1.) Don’t let tragedies define you, whether they are personal tragedies or national ones.
2.) If you don’t have the talent of others, work harder than they do, and you’ll succeed.
3.) You can compromise the details, but don’t compromise your convictions.
4.) You can disagree with someone and still be friends with them.
5.) A sense of humor always helps.
6.) Give to those who have less than you do. Help those who need it more than you do.
Rest in peace, Teddy. A nation mourns your passing.

The Passing Of Michael Jackson

In a few days, I will post the rest of my adventure to Wesleyan, but I would be amiss if I did not comment today on the passing of Michael Jackson. Besides him, we lost two other giants recently: Farrah Fawcett, and Ed McMahon. Of the three, though, MJ’s loss was the most shocking, and indeed, the only one of the three that I can comment on personally.
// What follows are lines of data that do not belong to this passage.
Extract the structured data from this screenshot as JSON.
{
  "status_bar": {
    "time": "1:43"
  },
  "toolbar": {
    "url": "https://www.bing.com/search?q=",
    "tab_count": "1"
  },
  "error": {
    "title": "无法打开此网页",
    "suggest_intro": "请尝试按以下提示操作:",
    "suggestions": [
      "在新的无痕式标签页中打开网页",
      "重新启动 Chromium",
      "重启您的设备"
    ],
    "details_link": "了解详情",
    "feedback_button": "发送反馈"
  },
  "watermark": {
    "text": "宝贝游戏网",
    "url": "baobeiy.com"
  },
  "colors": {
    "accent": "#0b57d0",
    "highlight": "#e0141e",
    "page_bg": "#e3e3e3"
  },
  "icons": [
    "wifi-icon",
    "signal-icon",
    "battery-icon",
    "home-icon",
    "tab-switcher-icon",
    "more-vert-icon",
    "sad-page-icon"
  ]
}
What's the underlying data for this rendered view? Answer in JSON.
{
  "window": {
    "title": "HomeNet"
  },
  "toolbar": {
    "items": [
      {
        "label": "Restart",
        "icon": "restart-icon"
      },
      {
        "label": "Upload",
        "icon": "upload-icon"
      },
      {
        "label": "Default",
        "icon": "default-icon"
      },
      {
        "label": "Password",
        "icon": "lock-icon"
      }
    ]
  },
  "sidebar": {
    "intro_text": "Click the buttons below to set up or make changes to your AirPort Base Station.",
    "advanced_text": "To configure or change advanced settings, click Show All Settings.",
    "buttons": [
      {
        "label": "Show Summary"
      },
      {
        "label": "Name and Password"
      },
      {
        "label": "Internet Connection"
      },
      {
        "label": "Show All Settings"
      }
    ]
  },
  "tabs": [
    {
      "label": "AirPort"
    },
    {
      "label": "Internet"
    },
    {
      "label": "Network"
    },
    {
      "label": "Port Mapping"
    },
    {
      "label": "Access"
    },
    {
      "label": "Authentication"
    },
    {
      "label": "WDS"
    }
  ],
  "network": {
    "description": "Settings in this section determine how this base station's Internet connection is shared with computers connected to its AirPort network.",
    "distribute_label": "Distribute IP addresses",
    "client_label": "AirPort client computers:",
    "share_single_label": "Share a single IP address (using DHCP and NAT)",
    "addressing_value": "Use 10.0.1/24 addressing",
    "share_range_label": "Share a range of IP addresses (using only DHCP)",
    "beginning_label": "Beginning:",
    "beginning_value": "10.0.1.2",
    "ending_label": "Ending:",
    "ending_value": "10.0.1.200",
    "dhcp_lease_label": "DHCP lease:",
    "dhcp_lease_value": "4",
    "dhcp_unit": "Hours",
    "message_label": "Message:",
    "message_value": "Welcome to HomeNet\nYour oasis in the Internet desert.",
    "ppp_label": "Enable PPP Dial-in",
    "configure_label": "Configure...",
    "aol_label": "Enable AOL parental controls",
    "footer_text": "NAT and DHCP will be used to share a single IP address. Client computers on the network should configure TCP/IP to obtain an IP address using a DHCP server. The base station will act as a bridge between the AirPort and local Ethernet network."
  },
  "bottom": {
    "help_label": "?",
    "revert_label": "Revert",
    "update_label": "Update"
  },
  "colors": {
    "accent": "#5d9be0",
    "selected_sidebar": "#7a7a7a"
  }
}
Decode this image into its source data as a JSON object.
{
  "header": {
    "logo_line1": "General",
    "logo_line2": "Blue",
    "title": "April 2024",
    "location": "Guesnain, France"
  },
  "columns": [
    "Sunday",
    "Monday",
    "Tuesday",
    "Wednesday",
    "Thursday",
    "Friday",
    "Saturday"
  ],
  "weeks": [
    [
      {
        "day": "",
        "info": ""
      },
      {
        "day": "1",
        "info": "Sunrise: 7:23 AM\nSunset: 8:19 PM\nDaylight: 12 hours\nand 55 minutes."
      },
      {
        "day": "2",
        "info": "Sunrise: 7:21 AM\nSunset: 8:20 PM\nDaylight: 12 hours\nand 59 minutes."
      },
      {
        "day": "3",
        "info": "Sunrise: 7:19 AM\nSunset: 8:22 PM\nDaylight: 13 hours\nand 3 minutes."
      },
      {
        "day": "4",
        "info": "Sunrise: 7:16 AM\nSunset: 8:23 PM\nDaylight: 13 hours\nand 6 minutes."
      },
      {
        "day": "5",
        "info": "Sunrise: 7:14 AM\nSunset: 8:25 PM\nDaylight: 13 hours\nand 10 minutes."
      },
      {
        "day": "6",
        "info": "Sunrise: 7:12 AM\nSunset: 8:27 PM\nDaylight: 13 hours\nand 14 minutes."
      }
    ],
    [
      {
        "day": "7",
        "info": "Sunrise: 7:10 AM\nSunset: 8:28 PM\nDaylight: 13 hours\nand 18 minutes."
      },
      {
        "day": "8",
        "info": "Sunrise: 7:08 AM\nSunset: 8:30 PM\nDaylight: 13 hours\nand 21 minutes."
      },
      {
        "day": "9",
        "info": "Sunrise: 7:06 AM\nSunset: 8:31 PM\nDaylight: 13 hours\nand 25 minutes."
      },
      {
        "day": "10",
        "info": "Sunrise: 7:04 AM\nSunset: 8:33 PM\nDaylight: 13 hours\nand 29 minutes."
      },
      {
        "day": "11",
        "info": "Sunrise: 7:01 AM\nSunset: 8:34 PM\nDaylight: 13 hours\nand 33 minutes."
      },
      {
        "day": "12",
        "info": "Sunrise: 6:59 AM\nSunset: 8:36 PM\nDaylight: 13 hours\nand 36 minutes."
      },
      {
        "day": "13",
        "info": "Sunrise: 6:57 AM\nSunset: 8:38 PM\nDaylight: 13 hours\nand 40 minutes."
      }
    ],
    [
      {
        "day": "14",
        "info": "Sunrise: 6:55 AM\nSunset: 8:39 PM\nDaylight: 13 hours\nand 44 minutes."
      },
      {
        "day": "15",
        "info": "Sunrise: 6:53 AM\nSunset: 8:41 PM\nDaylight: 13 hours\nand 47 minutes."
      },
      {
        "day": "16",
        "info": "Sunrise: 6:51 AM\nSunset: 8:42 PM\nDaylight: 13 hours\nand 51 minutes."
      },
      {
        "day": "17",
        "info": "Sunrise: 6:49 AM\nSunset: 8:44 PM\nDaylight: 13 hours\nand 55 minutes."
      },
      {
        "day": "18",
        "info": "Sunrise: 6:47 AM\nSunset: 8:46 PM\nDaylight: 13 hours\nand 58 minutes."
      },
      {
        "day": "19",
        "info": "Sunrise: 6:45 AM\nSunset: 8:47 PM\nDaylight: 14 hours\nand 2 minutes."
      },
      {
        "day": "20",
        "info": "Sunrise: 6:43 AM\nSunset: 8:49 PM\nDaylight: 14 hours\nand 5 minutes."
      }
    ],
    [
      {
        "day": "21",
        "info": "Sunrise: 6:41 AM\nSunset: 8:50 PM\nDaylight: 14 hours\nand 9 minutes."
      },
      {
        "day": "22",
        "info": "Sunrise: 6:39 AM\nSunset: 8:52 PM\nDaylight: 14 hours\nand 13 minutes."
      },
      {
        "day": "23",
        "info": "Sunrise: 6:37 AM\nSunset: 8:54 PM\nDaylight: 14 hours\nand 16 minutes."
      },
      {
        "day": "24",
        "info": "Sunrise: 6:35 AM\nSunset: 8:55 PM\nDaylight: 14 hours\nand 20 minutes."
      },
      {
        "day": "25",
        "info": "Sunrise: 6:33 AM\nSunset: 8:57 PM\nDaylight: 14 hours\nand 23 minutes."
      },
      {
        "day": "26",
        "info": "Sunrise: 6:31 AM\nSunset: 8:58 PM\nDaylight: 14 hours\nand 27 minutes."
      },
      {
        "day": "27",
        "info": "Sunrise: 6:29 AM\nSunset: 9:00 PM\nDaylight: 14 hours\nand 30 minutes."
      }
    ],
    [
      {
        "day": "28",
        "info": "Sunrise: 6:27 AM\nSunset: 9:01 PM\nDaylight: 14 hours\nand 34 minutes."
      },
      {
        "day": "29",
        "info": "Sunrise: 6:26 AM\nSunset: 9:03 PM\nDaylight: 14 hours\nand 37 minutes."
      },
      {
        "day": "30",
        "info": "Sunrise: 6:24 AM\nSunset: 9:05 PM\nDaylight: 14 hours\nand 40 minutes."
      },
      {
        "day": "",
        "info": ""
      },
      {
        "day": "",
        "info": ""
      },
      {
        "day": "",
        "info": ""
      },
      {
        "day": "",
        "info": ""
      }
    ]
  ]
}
Michael Jackson was the first pop star that I listened to on purpose. What that means is that I (or, more likely, my parents) went out and bought his albums, put them on the record player, and would listen to them again and again, rather that come across them on the radio by accident. One of the first albums I ever owned was Bad, followed by a couple of Jackson 5 albums, a Motown Legends album that included the Jackson 5, and finally, Thriller. In addition, one Christmas I received some 45s of his music, including not only his solo work, but some of his work as part of the Jacksons (maybe some from his Jackson 5 days, too). I also own his Moonwalker video (on VHS) and played the video game of the same name on my friend’s Sega Genesis.

While I still think that his best work was done with the Jackson 5, I was a fan of “Heal the World” (off of Dangerous) and many of the tracks off of his Thriller and Bad albums. I didn’t buy Dangerous, nor did I listen to all of the tracks on it, but from what I’ve heard, and what happened to his career afterwards, that album can be considered his last good/great album. Then he got weird.

Today, if you go back and listen to the music, or see his many music videos (including the seminal Thriller video), you’ll see the reasons he will be missed. He may have been too eccentric for some of us in his later years, but who are we to judge, who never had his talent, who never had the pressures forced upon us that he had forced upon him, and at such a young age? Maybe the talent left him as he got older, or maybe he knew that he could never top what he had done previously–though it should be pointed out that he was planning a comeback tour in London at the time of his death. In any case, as with any artist who dies young, we should be happy that he left us so much of his art, and a blueprint that other artists trying to be as big as he became still try to emulate.

But try as they might, there will only be one Michael Jackson.